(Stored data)
== == ==

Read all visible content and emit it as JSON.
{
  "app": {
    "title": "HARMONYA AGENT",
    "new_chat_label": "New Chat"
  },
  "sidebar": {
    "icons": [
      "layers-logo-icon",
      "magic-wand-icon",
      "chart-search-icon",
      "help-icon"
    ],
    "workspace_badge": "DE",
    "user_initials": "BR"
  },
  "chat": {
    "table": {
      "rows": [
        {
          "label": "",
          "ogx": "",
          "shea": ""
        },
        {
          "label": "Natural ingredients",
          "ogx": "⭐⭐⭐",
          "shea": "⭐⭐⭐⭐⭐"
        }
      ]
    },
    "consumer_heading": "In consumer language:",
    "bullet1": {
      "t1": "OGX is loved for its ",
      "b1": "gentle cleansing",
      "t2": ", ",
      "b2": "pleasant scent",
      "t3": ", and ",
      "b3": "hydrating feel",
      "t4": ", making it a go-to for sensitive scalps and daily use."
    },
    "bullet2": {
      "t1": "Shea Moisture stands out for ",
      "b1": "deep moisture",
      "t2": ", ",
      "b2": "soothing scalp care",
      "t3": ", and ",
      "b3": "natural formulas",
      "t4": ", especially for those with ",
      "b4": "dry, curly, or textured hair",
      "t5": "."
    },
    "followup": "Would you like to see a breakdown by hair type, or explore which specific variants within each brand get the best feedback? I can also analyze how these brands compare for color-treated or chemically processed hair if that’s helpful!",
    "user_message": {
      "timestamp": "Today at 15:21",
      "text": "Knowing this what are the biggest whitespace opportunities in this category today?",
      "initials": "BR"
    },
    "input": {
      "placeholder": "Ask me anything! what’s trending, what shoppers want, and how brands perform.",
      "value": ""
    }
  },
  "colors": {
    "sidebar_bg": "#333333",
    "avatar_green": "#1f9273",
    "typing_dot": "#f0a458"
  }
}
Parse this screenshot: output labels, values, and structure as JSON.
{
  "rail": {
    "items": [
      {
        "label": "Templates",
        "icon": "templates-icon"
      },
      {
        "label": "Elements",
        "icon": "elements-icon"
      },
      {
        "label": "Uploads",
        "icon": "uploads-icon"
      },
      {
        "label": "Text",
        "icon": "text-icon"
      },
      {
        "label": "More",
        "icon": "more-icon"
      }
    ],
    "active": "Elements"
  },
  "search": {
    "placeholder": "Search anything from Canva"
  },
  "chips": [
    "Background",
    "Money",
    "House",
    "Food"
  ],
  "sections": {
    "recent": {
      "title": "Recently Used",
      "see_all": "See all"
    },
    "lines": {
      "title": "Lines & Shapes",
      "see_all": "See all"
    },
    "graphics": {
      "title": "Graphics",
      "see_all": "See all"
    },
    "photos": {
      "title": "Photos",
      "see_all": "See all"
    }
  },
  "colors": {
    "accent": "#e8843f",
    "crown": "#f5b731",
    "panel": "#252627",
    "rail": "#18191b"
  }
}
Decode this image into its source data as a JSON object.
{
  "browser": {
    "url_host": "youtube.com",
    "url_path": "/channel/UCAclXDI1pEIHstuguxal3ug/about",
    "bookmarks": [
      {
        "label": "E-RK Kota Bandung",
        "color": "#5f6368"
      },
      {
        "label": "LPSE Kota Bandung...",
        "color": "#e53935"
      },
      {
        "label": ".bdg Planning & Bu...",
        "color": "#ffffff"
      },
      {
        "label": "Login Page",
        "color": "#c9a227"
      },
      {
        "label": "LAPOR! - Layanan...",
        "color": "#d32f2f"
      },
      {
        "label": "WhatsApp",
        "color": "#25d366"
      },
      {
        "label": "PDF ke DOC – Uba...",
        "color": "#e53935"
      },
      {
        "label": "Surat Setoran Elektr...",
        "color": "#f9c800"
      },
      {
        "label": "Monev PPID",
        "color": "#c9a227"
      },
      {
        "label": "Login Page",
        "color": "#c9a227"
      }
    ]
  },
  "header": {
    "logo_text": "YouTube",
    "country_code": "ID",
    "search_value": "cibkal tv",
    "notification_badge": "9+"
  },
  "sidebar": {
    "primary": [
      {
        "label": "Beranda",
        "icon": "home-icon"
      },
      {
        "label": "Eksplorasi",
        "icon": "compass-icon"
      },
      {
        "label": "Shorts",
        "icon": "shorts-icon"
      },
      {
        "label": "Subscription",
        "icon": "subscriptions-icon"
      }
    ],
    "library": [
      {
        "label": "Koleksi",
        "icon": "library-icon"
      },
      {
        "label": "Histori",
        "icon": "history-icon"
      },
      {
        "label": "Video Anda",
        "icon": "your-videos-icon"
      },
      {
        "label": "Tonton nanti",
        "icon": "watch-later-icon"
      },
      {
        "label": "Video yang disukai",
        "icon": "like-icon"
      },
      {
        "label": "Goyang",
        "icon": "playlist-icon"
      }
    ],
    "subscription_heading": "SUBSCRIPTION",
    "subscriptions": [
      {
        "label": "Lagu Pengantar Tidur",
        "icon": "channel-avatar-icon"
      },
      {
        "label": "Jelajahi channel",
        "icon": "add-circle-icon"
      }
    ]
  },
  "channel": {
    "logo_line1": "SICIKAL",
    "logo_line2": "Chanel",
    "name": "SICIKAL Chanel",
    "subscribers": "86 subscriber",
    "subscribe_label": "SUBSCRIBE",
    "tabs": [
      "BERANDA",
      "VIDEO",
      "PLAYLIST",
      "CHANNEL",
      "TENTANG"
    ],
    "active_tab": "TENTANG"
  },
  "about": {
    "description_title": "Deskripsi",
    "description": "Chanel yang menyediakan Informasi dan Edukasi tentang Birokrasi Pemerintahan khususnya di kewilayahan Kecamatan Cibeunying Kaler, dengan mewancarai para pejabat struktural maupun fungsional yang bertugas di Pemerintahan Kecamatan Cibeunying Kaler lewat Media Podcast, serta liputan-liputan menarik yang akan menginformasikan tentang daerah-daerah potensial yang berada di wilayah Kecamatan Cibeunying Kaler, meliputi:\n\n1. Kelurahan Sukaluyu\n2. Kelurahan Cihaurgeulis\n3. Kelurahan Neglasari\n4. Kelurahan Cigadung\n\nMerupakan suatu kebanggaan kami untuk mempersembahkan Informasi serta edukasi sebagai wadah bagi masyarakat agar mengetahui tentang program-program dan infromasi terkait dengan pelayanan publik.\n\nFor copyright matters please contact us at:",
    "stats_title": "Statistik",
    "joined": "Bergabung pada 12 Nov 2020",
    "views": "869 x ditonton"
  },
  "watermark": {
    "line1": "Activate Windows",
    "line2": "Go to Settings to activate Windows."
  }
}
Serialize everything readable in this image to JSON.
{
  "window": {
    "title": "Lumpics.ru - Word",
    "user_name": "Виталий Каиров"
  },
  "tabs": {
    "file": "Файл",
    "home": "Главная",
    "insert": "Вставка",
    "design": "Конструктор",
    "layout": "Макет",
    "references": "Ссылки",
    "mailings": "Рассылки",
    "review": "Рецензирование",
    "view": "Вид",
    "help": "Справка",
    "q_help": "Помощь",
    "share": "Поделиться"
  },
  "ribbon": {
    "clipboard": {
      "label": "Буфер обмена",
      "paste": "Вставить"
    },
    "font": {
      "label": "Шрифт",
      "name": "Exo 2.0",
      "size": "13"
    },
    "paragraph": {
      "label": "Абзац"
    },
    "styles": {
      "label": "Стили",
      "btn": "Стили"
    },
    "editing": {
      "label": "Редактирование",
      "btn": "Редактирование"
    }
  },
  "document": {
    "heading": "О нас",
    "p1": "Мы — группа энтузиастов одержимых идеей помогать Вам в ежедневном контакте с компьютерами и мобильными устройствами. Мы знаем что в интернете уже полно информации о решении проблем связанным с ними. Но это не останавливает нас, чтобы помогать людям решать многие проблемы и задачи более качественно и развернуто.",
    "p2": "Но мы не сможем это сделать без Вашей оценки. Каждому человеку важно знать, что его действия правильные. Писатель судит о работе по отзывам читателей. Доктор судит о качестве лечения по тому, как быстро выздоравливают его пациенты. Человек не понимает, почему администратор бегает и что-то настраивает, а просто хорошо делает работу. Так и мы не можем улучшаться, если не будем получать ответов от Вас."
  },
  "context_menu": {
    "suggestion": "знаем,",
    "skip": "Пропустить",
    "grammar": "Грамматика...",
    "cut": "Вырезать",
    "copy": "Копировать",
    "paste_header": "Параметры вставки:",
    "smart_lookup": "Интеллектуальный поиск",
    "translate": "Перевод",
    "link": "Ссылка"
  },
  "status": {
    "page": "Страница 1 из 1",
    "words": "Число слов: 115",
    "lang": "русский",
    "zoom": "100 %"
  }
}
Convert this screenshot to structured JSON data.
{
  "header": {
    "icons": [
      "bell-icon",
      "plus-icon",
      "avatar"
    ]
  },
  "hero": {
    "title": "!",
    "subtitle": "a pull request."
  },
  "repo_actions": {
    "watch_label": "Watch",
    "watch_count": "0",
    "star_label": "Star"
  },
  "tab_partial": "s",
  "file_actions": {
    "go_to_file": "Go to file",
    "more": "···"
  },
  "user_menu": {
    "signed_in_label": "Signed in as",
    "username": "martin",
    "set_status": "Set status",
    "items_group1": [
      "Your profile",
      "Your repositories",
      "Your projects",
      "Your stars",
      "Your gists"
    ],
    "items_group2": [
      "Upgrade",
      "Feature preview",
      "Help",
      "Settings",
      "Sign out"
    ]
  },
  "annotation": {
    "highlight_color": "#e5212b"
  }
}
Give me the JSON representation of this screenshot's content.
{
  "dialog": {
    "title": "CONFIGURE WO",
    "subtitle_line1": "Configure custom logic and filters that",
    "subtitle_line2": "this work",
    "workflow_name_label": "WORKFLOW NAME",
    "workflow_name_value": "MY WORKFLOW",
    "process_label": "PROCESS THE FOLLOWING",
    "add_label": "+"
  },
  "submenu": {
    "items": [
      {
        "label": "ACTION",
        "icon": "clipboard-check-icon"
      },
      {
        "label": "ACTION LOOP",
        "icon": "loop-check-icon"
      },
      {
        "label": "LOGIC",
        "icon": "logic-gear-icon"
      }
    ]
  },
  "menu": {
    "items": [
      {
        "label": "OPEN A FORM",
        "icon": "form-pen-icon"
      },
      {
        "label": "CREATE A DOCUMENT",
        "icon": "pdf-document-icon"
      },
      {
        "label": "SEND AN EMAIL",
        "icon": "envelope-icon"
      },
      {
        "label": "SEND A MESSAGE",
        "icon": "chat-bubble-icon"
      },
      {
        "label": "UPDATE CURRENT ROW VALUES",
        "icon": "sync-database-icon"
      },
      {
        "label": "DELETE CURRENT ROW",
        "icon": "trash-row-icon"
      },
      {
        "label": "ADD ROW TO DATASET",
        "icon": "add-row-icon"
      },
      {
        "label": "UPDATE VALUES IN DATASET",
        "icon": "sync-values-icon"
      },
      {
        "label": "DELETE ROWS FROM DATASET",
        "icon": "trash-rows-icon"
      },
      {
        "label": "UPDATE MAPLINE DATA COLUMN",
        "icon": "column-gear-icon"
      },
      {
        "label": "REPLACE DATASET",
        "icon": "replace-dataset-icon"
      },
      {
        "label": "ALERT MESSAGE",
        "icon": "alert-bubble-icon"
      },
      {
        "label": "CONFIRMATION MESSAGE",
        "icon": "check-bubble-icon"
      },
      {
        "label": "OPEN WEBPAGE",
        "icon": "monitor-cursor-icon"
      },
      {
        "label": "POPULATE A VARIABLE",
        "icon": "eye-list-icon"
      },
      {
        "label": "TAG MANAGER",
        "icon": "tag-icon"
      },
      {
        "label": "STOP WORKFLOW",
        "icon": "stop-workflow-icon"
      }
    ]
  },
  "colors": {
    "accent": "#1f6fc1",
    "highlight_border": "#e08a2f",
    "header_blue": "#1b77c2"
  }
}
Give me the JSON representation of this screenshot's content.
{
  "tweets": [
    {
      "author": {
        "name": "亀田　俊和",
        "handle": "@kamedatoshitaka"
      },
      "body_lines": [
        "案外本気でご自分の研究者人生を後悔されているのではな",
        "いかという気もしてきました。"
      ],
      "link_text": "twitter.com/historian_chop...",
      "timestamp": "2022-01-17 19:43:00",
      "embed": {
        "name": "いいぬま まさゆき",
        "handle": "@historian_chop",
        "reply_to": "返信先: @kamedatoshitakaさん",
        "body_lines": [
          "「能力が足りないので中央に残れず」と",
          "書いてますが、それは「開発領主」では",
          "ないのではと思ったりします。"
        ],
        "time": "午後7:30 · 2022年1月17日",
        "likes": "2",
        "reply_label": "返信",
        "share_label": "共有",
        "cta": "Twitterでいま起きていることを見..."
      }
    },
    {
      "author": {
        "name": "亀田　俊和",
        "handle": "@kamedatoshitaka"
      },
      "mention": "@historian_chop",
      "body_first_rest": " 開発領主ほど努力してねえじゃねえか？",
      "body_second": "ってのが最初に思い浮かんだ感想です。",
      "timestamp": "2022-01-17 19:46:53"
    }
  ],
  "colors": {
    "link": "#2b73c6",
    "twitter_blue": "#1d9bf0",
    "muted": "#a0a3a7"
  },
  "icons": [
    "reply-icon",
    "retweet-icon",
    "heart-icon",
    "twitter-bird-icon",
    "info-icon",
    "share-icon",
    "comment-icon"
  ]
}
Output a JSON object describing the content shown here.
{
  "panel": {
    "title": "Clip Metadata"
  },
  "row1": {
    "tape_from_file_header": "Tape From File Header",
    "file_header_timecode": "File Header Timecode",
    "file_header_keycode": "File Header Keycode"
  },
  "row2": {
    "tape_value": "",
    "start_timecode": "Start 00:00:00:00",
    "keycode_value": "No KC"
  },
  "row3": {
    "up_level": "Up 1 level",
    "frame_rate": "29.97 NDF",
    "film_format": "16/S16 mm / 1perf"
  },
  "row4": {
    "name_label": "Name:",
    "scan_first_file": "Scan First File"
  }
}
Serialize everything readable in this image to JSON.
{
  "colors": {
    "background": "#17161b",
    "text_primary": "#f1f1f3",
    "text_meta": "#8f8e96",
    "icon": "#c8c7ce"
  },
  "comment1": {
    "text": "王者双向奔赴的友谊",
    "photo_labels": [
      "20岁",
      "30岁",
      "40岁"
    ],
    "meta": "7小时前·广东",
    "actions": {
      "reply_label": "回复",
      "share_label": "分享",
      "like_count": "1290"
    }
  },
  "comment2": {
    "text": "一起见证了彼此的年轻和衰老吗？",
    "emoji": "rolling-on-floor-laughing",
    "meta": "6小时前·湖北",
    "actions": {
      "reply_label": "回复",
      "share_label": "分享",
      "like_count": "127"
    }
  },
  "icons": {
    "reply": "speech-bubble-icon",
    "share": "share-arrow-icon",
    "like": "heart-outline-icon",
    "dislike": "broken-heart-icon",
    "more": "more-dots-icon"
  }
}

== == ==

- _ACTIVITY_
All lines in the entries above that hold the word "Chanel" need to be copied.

- _PROBLEM SOLUTION_
    "logo_line2": "Chanel",
    "name": "SICIKAL Chanel",
    "description": "Chanel yang menyediakan Informasi dan Edukasi tentang Birokrasi Pemerintahan khususnya di kewilayahan Kecamatan Cibeunying Kaler, dengan mewancarai para pejabat struktural maupun fungsional yang bertugas di Pemerintahan Kecamatan Cibeunying Kaler lewat Media Podcast, serta liputan-liputan menarik yang akan menginformasikan tentang daerah-daerah potensial yang berada di wilayah Kecamatan Cibeunying Kaler, meliputi:\n\n1. Kelurahan Sukaluyu\n2. Kelurahan Cihaurgeulis\n3. Kelurahan Neglasari\n4. Kelurahan Cigadung\n\nMerupakan suatu kebanggaan kami untuk mempersembahkan Informasi serta edukasi sebagai wadah bagi masyarakat agar mengetahui tentang program-program dan infromasi terkait dengan pelayanan publik.\n\nFor copyright matters please contact us at:",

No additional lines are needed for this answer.